**REQUIRED WORK**.
Could you filter the listing for lines with the word "value" and return them?

**DATA EXCERPTS**.
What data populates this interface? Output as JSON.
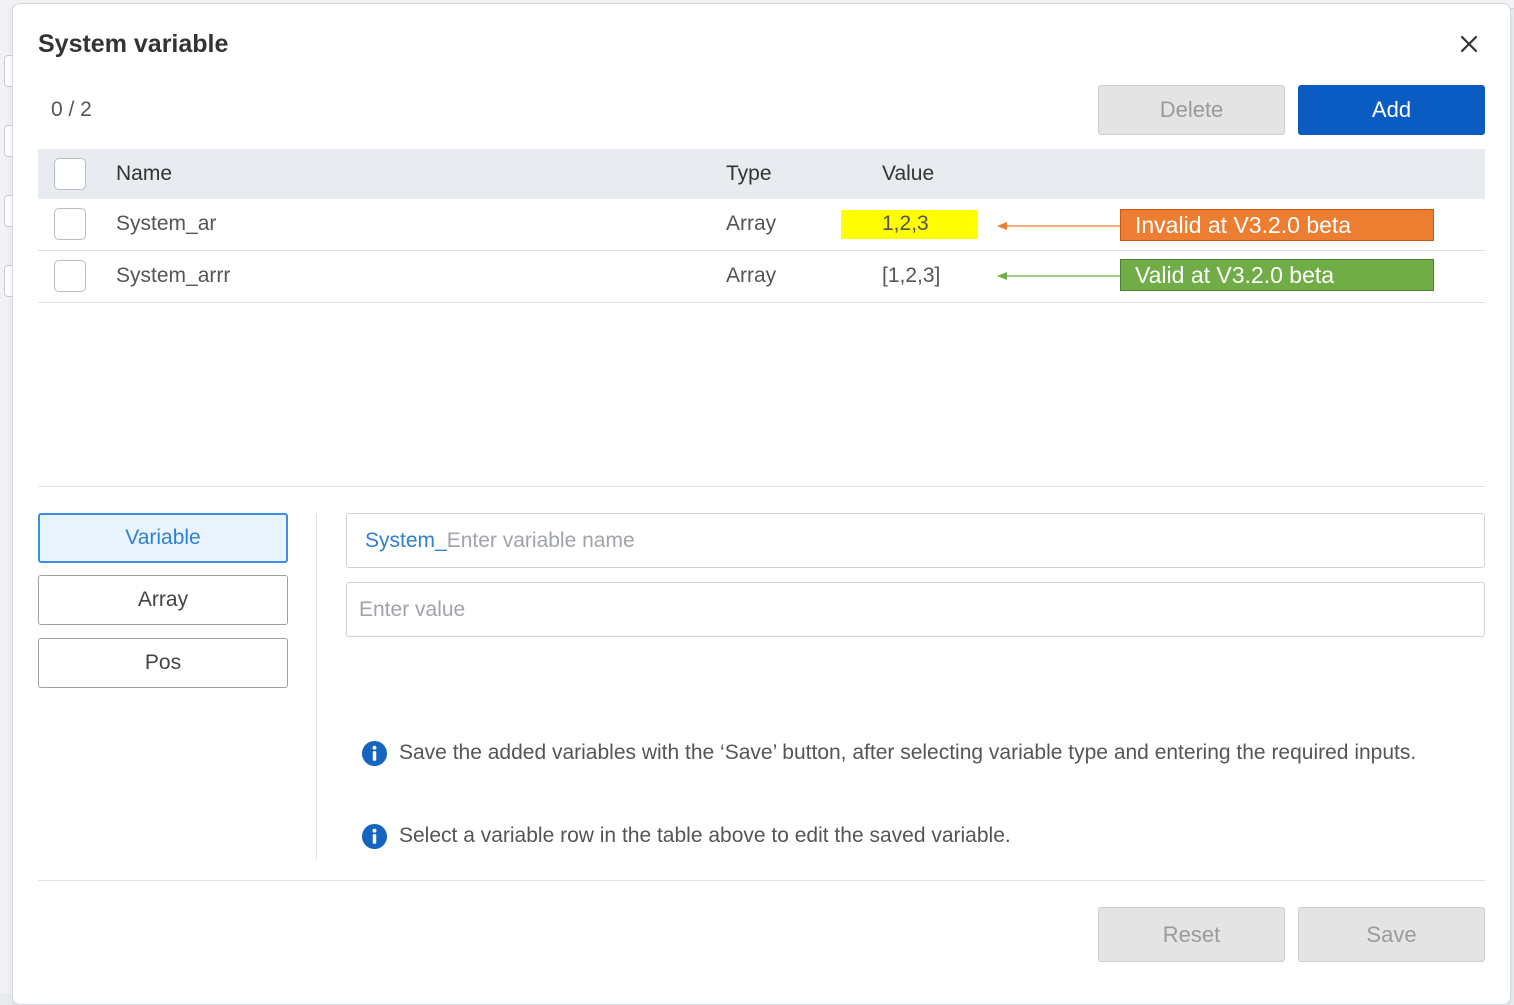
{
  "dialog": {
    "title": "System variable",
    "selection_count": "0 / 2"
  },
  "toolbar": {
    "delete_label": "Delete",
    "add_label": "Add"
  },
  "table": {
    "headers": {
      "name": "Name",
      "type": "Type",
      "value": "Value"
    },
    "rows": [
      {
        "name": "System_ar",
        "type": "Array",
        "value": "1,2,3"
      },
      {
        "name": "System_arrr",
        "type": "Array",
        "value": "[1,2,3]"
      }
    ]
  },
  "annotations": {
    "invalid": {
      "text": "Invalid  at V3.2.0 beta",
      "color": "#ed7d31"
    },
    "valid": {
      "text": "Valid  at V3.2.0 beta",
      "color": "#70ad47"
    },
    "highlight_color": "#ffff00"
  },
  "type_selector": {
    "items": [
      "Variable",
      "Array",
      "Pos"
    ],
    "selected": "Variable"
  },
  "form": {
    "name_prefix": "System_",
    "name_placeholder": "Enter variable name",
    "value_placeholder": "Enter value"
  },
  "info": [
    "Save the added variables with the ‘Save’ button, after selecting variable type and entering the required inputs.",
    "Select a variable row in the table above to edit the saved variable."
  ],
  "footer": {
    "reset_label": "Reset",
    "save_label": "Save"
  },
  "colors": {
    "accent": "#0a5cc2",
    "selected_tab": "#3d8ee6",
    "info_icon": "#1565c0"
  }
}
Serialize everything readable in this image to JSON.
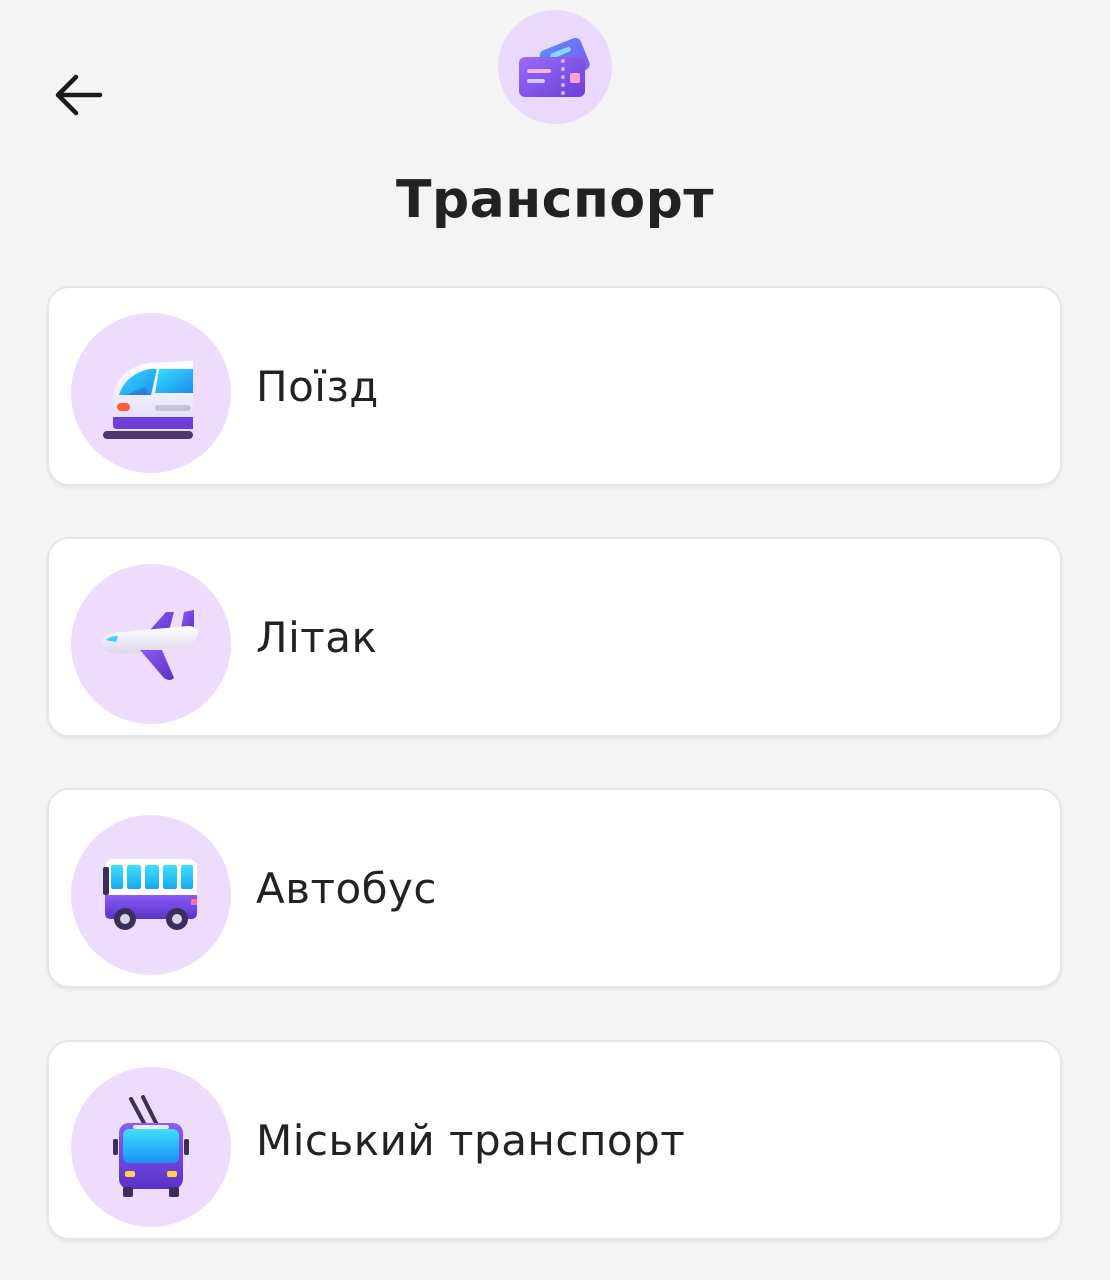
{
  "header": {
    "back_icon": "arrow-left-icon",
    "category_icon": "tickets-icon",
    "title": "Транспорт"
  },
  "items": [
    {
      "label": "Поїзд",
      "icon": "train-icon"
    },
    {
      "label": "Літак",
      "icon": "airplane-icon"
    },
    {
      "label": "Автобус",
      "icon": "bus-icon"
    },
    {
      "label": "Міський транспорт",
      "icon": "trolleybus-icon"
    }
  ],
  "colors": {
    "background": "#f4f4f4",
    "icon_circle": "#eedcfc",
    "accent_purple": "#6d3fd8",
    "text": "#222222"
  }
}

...

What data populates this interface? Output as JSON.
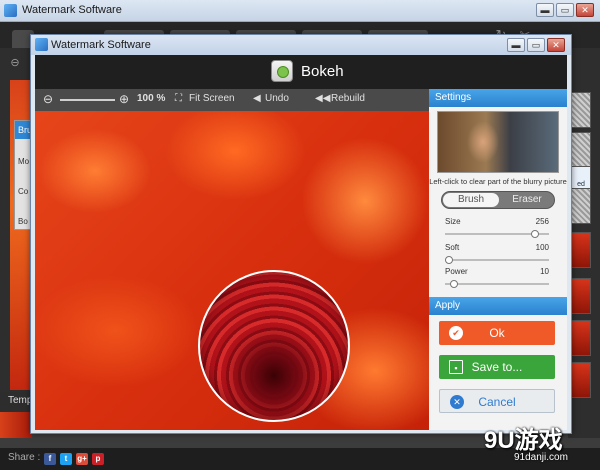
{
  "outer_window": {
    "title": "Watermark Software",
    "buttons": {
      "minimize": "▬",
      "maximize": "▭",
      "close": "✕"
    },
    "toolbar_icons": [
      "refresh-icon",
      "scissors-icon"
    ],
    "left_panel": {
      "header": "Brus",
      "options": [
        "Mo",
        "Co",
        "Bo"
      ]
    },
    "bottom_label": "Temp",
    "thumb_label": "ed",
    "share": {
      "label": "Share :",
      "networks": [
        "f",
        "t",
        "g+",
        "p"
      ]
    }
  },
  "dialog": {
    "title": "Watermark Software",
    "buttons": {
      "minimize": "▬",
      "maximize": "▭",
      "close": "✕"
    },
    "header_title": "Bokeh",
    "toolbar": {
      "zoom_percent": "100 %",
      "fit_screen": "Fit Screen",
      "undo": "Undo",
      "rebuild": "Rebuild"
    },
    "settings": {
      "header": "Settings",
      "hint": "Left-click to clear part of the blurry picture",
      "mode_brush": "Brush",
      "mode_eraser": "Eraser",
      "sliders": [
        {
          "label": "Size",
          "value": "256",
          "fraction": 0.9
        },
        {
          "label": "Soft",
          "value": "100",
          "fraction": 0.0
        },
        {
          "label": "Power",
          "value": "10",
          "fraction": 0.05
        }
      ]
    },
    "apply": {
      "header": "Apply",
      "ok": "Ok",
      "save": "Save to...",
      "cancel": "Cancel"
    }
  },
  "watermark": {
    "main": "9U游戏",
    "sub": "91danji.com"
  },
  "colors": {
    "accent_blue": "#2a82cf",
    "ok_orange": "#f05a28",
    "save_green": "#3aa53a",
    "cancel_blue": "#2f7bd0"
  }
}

**YOUR RESPONSE**.
      "value": "Value"
        "value": "1,2,3"
        "value": "[1,2,3]"
    "value_placeholder": "Enter value"
          "value": "256",
          "value": "100",
          "value": "10",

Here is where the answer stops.